Copy the records below exactly, omitting any pictures they contain.
RECORDS below:
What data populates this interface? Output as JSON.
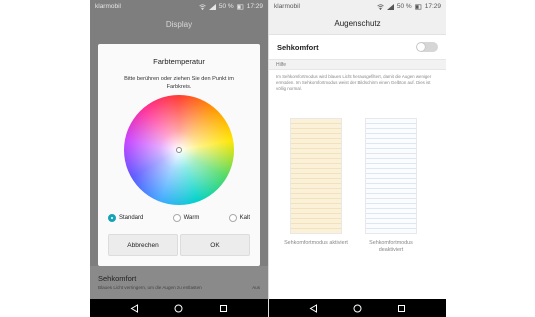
{
  "left_phone": {
    "status": {
      "carrier": "klarmobil",
      "battery": "50 %",
      "time": "17:29"
    },
    "screen_title": "Display",
    "background_item": {
      "title": "Sehkomfort",
      "subtitle": "Blaues Licht verringern, um die Augen zu entlasten",
      "value": "Aus"
    },
    "dialog": {
      "title": "Farbtemperatur",
      "instruction": "Bitte berühren oder ziehen Sie den Punkt im Farbkreis.",
      "options": [
        {
          "label": "Standard",
          "selected": true
        },
        {
          "label": "Warm",
          "selected": false
        },
        {
          "label": "Kalt",
          "selected": false
        }
      ],
      "cancel_label": "Abbrechen",
      "ok_label": "OK"
    }
  },
  "right_phone": {
    "status": {
      "carrier": "klarmobil",
      "battery": "50 %",
      "time": "17:29"
    },
    "screen_title": "Augenschutz",
    "toggle_label": "Sehkomfort",
    "toggle_on": false,
    "help_header": "Hilfe",
    "help_text": "Im Sehkomfortmodus wird blaues Licht herausgefiltert, damit die Augen weniger ermüden. Im Sehkomfortmodus weist der Bildschirm einen Gelbton auf. Dies ist völlig normal.",
    "preview_on_caption": "Sehkomfortmodus aktiviert",
    "preview_off_caption": "Sehkomfortmodus deaktiviert"
  },
  "colors": {
    "accent": "#17a2b8",
    "dim_overlay": "#7e7e7e",
    "navbar": "#000000"
  },
  "icons": [
    "wifi-icon",
    "signal-icon",
    "battery-icon",
    "back-icon",
    "home-icon",
    "recents-icon",
    "color-wheel-handle-icon"
  ]
}
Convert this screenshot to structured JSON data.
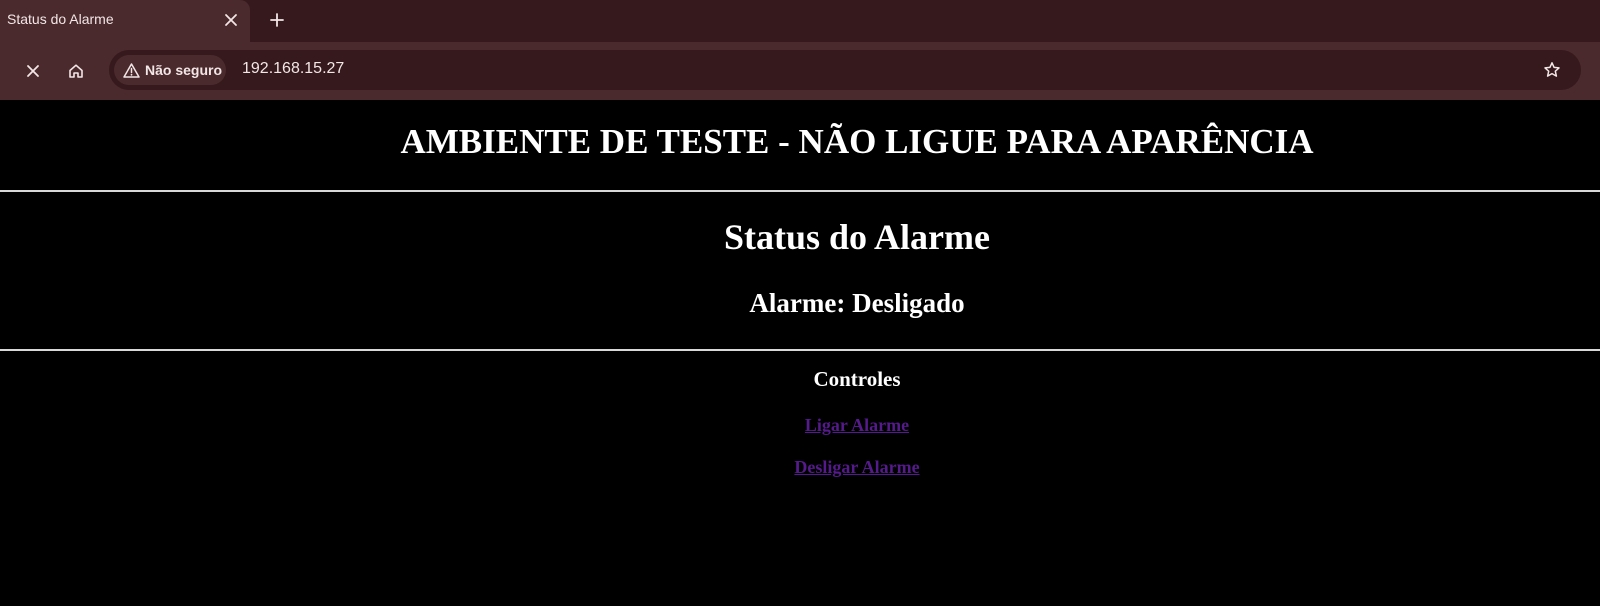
{
  "browser": {
    "tab_title": "Status do Alarme",
    "security_label": "Não seguro",
    "url": "192.168.15.27",
    "icons": {
      "tab_close": "close-icon",
      "new_tab": "plus-icon",
      "stop": "close-icon",
      "home": "home-icon",
      "warning": "warning-icon",
      "bookmark": "star-icon"
    },
    "colors": {
      "tabstrip": "#35191c",
      "toolbar": "#4a2a2d",
      "text": "#f2e6e6"
    }
  },
  "page": {
    "banner": "AMBIENTE DE TESTE - NÃO LIGUE PARA APARÊNCIA",
    "status_title": "Status do Alarme",
    "status_line": "Alarme: Desligado",
    "controls_heading": "Controles",
    "links": [
      {
        "label": "Ligar Alarme"
      },
      {
        "label": "Desligar Alarme"
      }
    ],
    "colors": {
      "background": "#000000",
      "text": "#ffffff",
      "link": "#551a8b"
    }
  }
}
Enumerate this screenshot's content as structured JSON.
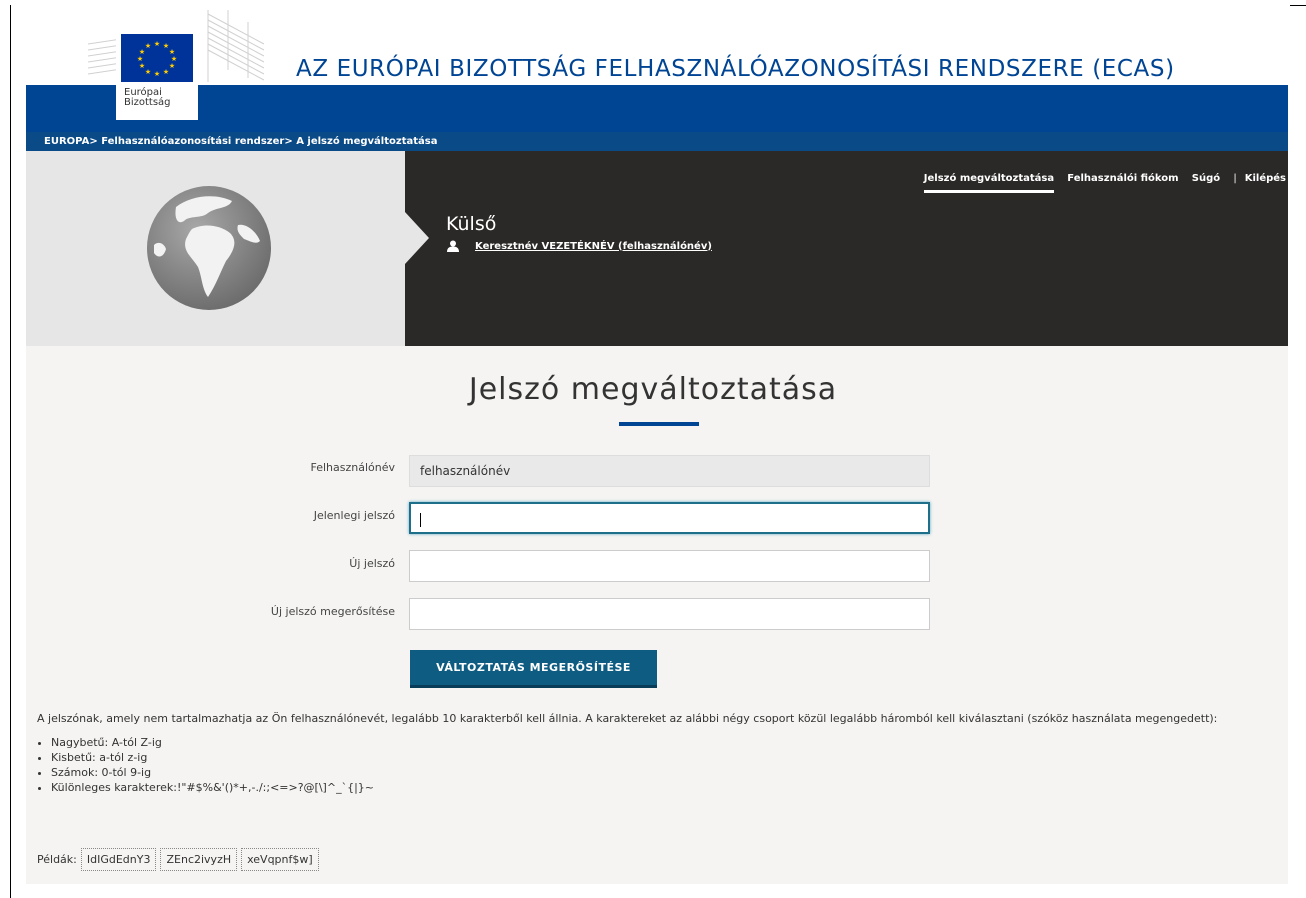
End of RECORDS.
- _RESPONSE TO THE TASK_:
What data populates this interface? Output as JSON.
{
  "left_phone": {
    "status": {
      "carrier": "klarmobil",
      "battery": "50 %",
      "time": "17:29"
    },
    "screen_title": "Display",
    "background_item": {
      "title": "Sehkomfort",
      "subtitle": "Blaues Licht verringern, um die Augen zu entlasten",
      "value": "Aus"
    },
    "dialog": {
      "title": "Farbtemperatur",
      "instruction": "Bitte berühren oder ziehen Sie den Punkt im Farbkreis.",
      "options": [
        {
          "label": "Standard",
          "selected": true
        },
        {
          "label": "Warm",
          "selected": false
        },
        {
          "label": "Kalt",
          "selected": false
        }
      ],
      "cancel_label": "Abbrechen",
      "ok_label": "OK"
    }
  },
  "right_phone": {
    "status": {
      "carrier": "klarmobil",
      "battery": "50 %",
      "time": "17:29"
    },
    "screen_title": "Augenschutz",
    "toggle_label": "Sehkomfort",
    "toggle_on": false,
    "help_header": "Hilfe",
    "help_text": "Im Sehkomfortmodus wird blaues Licht herausgefiltert, damit die Augen weniger ermüden. Im Sehkomfortmodus weist der Bildschirm einen Gelbton auf. Dies ist völlig normal.",
    "preview_on_caption": "Sehkomfortmodus aktiviert",
    "preview_off_caption": "Sehkomfortmodus deaktiviert"
  },
  "colors": {
    "accent": "#17a2b8",
    "dim_overlay": "#7e7e7e",
    "navbar": "#000000"
  },
  "icons": [
    "wifi-icon",
    "signal-icon",
    "battery-icon",
    "back-icon",
    "home-icon",
    "recents-icon",
    "color-wheel-handle-icon"
  ]
}
Convert this screenshot to structured JSON data.
{
  "browser": {
    "tab_title": "Status do Alarme",
    "security_label": "Não seguro",
    "url": "192.168.15.27",
    "icons": {
      "tab_close": "close-icon",
      "new_tab": "plus-icon",
      "stop": "close-icon",
      "home": "home-icon",
      "warning": "warning-icon",
      "bookmark": "star-icon"
    },
    "colors": {
      "tabstrip": "#35191c",
      "toolbar": "#4a2a2d",
      "text": "#f2e6e6"
    }
  },
  "page": {
    "banner": "AMBIENTE DE TESTE - NÃO LIGUE PARA APARÊNCIA",
    "status_title": "Status do Alarme",
    "status_line": "Alarme: Desligado",
    "controls_heading": "Controles",
    "links": [
      {
        "label": "Ligar Alarme"
      },
      {
        "label": "Desligar Alarme"
      }
    ],
    "colors": {
      "background": "#000000",
      "text": "#ffffff",
      "link": "#551a8b"
    }
  }
}
Enumerate this screenshot's content as structured JSON.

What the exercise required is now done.